We increasingly live in a world where economic moats are built with software, reputation and network effects. The era of the daily, local newspaper, like Buffett’s Buffalo News, having a stranglehold on local advertising are long since gone. So where does that leave us? Todd Wenning writing at Intrinsic Investing looks at how investors should think about moats built on intangible vs. tangible assets. He writes:
The opposite is true with intangible asset-based moats. It’s easier to enter a market but much harder to scale in capital-light businesses. You could start a new social media company in your garage on a shoestring budget, but you’re up against significant network effects and switching cost advantages held by the incumbents. Further, it’s not always apparent which capital-light company is prudently scaling because they are expensing reinvestment, often resulting in near term, low reported profit margins.
Tren Griffin at 25iq in examining the success of David Chang and his Momofuku restaurant group takes to task those who think that an economic moat isn’t necessary for long-term success in business. Griffin writes:
Every business must deal with this simple fact of life: If you have too much supply of a given product or service, price will inevitably drop to a point where there is no long-term industry profit above the company’s cost of capital. Sometimes you will hear a knucklehead say moats don’t matter since all that matters is delivering better customer value via execution of a plan. The idea that the supply of alternatives to what you sell does not matter in a business is (1) insanity or (2) inevitably argued by someone who has never actually ran a real business or has not done so for very long. In the real world, competitors eventually can copy a plan of execution that has no barriers to entry. A moat is a “sustainable competitive advantage” that goes beyond execution to limit competition since it is structural. That is why it is so valuable. A business that even your lazy and shiftless cousin could run is significantly more valuable than a business that requires a first-class manager to run flawlessly day after day and year after year.
A business plan that can be easily copied isn’t sustainable. The only way of building sustainability is over time and with a great deal of effort, often unseen from the outside. Josh Brown at The Reformed Broker writes:
Rather than respond, go back to the lab. Make progress, a little bit every day. Chip away. Do your work in the background, off to the side, in the dark where no one else can see how slow and incremental that progress is.
Build things, arrange things, put things together, make things happen, set things up, acquire resources and allies. Long-term, strategic progress. Dig a moat around what you’re doing so it can’t be repeated. And when you know you have a lead, that’s when you really start pushing.

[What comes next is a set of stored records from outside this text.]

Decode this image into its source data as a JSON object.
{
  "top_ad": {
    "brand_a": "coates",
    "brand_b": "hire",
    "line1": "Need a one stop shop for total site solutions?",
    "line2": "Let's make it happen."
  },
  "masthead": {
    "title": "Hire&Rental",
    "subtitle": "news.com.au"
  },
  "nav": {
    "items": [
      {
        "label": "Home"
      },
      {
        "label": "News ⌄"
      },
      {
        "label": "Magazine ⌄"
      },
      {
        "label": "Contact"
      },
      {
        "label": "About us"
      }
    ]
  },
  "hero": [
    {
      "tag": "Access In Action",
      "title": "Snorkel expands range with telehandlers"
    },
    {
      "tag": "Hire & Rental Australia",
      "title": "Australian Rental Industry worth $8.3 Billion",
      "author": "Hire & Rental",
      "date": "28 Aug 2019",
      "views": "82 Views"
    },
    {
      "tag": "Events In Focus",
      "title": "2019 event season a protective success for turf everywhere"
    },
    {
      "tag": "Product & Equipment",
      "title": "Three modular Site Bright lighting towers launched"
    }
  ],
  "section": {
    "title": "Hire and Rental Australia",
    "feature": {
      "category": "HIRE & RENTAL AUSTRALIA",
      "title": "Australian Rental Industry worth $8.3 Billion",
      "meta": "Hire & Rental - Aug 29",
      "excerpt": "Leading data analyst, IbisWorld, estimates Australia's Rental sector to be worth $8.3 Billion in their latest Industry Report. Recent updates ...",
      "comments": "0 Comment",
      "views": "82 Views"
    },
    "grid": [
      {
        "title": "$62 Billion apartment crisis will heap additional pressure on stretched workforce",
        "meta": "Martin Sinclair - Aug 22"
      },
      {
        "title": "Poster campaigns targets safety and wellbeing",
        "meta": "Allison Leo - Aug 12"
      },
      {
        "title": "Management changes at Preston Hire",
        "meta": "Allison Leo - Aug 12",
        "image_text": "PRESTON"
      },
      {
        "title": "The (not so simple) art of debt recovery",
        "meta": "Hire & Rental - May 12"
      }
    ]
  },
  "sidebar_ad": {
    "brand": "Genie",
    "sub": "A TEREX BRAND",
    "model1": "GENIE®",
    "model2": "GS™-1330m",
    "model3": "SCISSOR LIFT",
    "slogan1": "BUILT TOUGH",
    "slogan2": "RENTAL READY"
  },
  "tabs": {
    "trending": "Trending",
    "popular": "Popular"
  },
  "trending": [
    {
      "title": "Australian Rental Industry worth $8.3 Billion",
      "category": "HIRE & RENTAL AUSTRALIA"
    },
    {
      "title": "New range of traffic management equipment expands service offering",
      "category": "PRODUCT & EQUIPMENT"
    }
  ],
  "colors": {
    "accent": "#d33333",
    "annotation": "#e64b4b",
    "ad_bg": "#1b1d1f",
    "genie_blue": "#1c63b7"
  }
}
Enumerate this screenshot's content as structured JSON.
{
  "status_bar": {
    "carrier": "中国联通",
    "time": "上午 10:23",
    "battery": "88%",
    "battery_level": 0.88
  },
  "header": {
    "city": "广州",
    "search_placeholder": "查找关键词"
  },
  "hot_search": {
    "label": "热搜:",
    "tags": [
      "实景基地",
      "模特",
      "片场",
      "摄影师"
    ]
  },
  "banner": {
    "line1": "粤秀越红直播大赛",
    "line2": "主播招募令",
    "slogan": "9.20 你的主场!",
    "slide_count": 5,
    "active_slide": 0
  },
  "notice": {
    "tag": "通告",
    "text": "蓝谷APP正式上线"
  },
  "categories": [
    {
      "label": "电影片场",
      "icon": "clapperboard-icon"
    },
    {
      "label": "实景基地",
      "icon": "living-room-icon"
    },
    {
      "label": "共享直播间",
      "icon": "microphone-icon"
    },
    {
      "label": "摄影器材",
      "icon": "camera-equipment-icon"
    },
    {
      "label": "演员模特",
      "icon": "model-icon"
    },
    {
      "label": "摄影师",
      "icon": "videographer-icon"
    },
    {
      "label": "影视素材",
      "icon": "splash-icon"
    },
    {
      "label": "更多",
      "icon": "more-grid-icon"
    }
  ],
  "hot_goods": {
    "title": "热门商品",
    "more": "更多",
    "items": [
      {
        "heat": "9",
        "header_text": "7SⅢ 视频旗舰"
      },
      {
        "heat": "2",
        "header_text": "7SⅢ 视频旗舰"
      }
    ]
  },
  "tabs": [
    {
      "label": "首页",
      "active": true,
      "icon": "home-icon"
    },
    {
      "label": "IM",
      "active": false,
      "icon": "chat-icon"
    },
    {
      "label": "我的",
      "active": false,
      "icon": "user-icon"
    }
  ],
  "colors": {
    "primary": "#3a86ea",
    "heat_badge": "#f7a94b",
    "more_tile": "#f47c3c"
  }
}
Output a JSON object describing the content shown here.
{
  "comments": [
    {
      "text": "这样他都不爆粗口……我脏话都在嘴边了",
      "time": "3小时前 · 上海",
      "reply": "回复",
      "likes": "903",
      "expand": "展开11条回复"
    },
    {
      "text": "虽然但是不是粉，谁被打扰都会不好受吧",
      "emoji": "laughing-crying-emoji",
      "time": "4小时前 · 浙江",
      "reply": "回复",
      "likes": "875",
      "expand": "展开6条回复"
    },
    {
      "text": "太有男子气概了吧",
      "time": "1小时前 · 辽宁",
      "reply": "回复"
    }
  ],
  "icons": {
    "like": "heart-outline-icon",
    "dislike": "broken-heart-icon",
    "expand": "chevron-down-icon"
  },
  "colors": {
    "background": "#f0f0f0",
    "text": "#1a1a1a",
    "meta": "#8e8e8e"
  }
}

The so-called FAANG stocks have been much in the news of late, with a whole host of portfolio managers selling out of Facebook. There is no doubt that Facebook is facing a whole host of issues many of which they have only themselves to blame. However it is hard to see how a competitor overcomes Facebook’s economic moat any time soon. Government regulation could do it. A shift in consumers to Facebook’s Instagram could do it. Building a global, billion-plus social network from scratch isn’t easy.